Consultant Cardiologist, Queens Hospital, Burton on Trent, UK
This is a rare coronary angiogram showing myocardial bridge affecting more than one coronary artery.
Myocardial bridge is a congenital anomaly where a segment of epicardial coronary artery traverses through myocardium. This leads to mainly systolic compression of coronary artery. Myocardial bridge is often asymptomatic, though it can be associated with angina, acute coronary syndrome, arrhythmia and even sudden death. Incidence varies from 0.5 to 12% in different series of coronary angiogram1. Usually it affects the mid segment of the left anterior descending (LAD) artery. Myocardial bridge affecting more than one artery in coronary angiogram is very rare though has been reported before. I describe a case of muscle bridge affecting multiple arteries. This 37-yr-old gentleman presented with atypical chest pain and his ETT showed significant ST changes after 7 minutes of exercise of Bruce protocol. Coronary angiogram convincingly showed myocardial bridge affecting mid LAD and intermediate (ramus medianus) artery (Fig 1 and Fig 2 and the video clip). Echocardiogram showed no evidence of hypertrophic cardiomyopathy.

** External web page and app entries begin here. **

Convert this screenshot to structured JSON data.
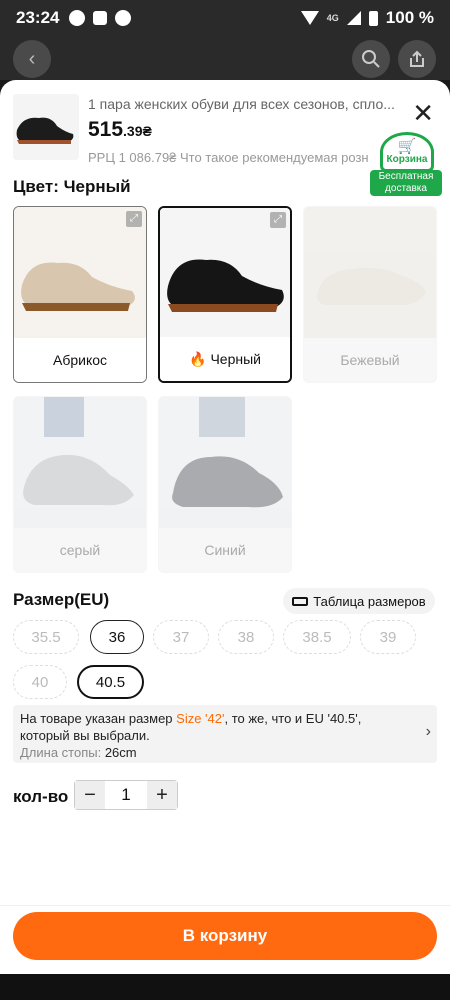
{
  "status_bar": {
    "time": "23:24",
    "network": "4G",
    "battery": "100 %"
  },
  "product": {
    "title": "1 пара женских обуви для всех сезонов, спло...",
    "price_main": "515",
    "price_cents": ".39₴",
    "rrp": "РРЦ 1 086.79₴ Что такое рекомендуемая розн"
  },
  "cart_badge": {
    "label": "Корзина",
    "ribbon": "Бесплатная доставка"
  },
  "color_section": {
    "label": "Цвет: Черный",
    "options": [
      {
        "label": "Абрикос"
      },
      {
        "label": "Черный"
      },
      {
        "label": "Бежевый"
      },
      {
        "label": "серый"
      },
      {
        "label": "Синий"
      }
    ]
  },
  "size_section": {
    "label": "Размер(EU)",
    "table_button": "Таблица размеров",
    "sizes": [
      "35.5",
      "36",
      "37",
      "38",
      "38.5",
      "39",
      "40",
      "40.5"
    ],
    "selected": "40.5"
  },
  "size_note": {
    "text_before": "На товаре указан размер ",
    "highlight": "Size '42'",
    "text_after": ", то же, что и EU '40.5', который вы выбрали.",
    "foot_label": "Длина стопы: ",
    "foot_value": "26cm"
  },
  "quantity": {
    "label": "кол-во",
    "value": "1",
    "minus": "−",
    "plus": "+"
  },
  "add_to_cart": "В корзину"
}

Figure 1: Coronary angiogram in diastole
Figure 2: Coronary angiogram in systole
Majority of patients with symptomatic myocardial bridge do well in the long term. Medical treatment in the form of beta blocker should be tried to improve symptoms in the first instance. Surgical myotomy/CABG can improve symptoms in patients who have severe symptoms and failed medical therapy. Percutaneous coronary intervention should be avoided in view of recurrent revascularization reported in these patients2. The above patient has been doing well on bisoprolol 2.5 mg od.